### Directions
The reply must be the number of lines in the following material that include the word "JSON", and nothing more.

### Data records
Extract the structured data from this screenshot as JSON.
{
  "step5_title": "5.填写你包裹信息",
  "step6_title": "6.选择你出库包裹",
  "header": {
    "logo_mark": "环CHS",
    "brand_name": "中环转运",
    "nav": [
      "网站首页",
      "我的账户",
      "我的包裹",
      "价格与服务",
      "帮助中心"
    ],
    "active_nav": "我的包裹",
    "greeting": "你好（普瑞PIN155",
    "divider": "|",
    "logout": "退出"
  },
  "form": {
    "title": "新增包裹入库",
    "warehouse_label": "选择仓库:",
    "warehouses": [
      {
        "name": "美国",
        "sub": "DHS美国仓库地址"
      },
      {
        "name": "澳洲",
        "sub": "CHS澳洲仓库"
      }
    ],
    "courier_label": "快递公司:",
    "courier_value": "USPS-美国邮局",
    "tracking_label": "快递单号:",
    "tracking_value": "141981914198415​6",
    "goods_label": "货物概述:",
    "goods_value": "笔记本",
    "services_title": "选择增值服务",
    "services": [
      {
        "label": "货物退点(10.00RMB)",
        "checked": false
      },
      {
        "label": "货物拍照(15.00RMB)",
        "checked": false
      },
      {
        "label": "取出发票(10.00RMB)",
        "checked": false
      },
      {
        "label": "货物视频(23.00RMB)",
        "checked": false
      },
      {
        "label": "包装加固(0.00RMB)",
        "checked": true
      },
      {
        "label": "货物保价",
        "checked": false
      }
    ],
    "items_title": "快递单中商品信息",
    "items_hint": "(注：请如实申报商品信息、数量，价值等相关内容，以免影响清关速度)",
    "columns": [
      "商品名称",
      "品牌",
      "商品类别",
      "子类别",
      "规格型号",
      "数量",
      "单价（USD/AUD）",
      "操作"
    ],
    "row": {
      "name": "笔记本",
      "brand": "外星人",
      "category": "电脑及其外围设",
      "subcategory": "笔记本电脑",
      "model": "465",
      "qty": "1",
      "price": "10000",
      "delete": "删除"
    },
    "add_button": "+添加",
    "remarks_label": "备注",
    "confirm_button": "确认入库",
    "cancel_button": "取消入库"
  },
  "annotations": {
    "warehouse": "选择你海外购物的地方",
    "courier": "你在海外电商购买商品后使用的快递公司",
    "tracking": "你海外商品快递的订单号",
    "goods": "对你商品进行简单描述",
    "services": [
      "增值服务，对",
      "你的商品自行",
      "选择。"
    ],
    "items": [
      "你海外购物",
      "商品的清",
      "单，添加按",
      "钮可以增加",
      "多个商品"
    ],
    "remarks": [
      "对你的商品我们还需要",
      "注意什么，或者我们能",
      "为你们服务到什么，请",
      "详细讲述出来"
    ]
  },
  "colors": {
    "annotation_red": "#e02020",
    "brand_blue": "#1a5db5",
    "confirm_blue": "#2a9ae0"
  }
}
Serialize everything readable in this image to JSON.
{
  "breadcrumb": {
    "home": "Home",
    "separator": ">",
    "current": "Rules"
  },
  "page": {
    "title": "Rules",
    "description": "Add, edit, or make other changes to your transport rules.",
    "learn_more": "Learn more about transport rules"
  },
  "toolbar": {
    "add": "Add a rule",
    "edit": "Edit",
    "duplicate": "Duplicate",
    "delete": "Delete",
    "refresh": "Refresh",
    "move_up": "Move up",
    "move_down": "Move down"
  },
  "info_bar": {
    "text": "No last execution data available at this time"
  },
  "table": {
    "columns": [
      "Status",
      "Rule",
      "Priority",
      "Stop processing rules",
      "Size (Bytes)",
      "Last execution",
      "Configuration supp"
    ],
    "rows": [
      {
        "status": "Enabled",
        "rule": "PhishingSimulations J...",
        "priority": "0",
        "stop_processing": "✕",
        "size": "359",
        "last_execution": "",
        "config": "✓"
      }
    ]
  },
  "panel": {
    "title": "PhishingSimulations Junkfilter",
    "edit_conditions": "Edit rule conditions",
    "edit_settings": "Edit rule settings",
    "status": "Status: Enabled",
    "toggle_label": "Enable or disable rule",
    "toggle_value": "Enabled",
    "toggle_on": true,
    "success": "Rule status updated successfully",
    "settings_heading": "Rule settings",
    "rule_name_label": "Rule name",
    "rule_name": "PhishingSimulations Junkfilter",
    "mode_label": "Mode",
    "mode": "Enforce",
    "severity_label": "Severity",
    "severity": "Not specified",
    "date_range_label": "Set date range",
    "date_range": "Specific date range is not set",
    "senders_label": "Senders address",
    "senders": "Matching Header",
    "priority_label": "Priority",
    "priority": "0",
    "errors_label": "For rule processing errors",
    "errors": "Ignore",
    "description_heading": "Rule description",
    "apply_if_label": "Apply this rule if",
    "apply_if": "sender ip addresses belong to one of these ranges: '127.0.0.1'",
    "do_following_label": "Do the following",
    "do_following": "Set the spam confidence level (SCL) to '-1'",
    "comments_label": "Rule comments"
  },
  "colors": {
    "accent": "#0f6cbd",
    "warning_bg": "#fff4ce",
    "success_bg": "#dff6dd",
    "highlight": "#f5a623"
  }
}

### Response to this task
2